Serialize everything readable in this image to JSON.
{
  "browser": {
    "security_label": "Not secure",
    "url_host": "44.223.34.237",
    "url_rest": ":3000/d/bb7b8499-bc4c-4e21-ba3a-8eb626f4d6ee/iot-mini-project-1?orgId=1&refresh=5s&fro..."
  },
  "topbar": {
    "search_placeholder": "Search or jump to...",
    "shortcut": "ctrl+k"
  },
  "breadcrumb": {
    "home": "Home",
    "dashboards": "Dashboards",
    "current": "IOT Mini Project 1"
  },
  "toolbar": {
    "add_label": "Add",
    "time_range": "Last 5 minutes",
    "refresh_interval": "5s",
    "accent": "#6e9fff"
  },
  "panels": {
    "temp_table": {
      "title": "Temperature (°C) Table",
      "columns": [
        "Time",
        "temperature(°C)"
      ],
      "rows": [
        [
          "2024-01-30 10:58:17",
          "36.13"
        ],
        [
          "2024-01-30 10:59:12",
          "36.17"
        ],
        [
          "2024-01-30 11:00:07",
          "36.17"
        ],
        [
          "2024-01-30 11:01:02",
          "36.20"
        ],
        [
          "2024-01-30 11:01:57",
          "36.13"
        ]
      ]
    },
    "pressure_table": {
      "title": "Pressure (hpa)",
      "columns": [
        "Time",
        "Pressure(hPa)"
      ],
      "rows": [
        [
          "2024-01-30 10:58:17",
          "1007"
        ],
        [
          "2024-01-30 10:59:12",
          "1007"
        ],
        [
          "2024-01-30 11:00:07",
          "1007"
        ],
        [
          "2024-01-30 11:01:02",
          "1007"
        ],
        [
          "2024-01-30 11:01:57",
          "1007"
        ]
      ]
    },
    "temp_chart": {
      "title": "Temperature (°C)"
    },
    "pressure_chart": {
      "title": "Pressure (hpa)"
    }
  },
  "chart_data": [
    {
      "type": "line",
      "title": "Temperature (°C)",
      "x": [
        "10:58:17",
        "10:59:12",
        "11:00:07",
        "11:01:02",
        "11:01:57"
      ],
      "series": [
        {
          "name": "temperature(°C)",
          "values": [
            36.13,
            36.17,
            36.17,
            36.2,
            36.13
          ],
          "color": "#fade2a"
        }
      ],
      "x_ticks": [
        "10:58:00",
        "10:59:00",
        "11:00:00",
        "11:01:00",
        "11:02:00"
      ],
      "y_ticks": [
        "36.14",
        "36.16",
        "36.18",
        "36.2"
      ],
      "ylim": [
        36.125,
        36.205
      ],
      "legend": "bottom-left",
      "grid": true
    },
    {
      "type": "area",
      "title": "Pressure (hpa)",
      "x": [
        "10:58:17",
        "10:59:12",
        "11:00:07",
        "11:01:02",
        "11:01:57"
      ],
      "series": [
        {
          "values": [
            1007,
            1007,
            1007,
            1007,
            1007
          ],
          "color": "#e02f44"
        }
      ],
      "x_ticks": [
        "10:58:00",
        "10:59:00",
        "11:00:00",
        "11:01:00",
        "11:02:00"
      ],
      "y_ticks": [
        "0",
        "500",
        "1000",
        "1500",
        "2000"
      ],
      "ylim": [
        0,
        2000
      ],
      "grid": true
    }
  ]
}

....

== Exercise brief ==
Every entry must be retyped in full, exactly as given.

== Response for this exercise ==
Serialize everything readable in this image to JSON.
{
  "browser": {
    "security_label": "Not secure",
    "url_host": "44.223.34.237",
    "url_rest": ":3000/d/bb7b8499-bc4c-4e21-ba3a-8eb626f4d6ee/iot-mini-project-1?orgId=1&refresh=5s&fro..."
  },
  "topbar": {
    "search_placeholder": "Search or jump to...",
    "shortcut": "ctrl+k"
  },
  "breadcrumb": {
    "home": "Home",
    "dashboards": "Dashboards",
    "current": "IOT Mini Project 1"
  },
  "toolbar": {
    "add_label": "Add",
    "time_range": "Last 5 minutes",
    "refresh_interval": "5s",
    "accent": "#6e9fff"
  },
  "panels": {
    "temp_table": {
      "title": "Temperature (°C) Table",
      "columns": [
        "Time",
        "temperature(°C)"
      ],
      "rows": [
        [
          "2024-01-30 10:58:17",
          "36.13"
        ],
        [
          "2024-01-30 10:59:12",
          "36.17"
        ],
        [
          "2024-01-30 11:00:07",
          "36.17"
        ],
        [
          "2024-01-30 11:01:02",
          "36.20"
        ],
        [
          "2024-01-30 11:01:57",
          "36.13"
        ]
      ]
    },
    "pressure_table": {
      "title": "Pressure (hpa)",
      "columns": [
        "Time",
        "Pressure(hPa)"
      ],
      "rows": [
        [
          "2024-01-30 10:58:17",
          "1007"
        ],
        [
          "2024-01-30 10:59:12",
          "1007"
        ],
        [
          "2024-01-30 11:00:07",
          "1007"
        ],
        [
          "2024-01-30 11:01:02",
          "1007"
        ],
        [
          "2024-01-30 11:01:57",
          "1007"
        ]
      ]
    },
    "temp_chart": {
      "title": "Temperature (°C)"
    },
    "pressure_chart": {
      "title": "Pressure (hpa)"
    }
  },
  "chart_data": [
    {
      "type": "line",
      "title": "Temperature (°C)",
      "x": [
        "10:58:17",
        "10:59:12",
        "11:00:07",
        "11:01:02",
        "11:01:57"
      ],
      "series": [
        {
          "name": "temperature(°C)",
          "values": [
            36.13,
            36.17,
            36.17,
            36.2,
            36.13
          ],
          "color": "#fade2a"
        }
      ],
      "x_ticks": [
        "10:58:00",
        "10:59:00",
        "11:00:00",
        "11:01:00",
        "11:02:00"
      ],
      "y_ticks": [
        "36.14",
        "36.16",
        "36.18",
        "36.2"
      ],
      "ylim": [
        36.125,
        36.205
      ],
      "legend": "bottom-left",
      "grid": true
    },
    {
      "type": "area",
      "title": "Pressure (hpa)",
      "x": [
        "10:58:17",
        "10:59:12",
        "11:00:07",
        "11:01:02",
        "11:01:57"
      ],
      "series": [
        {
          "values": [
            1007,
            1007,
            1007,
            1007,
            1007
          ],
          "color": "#e02f44"
        }
      ],
      "x_ticks": [
        "10:58:00",
        "10:59:00",
        "11:00:00",
        "11:01:00",
        "11:02:00"
      ],
      "y_ticks": [
        "0",
        "500",
        "1000",
        "1500",
        "2000"
      ],
      "ylim": [
        0,
        2000
      ],
      "grid": true
    }
  ]
}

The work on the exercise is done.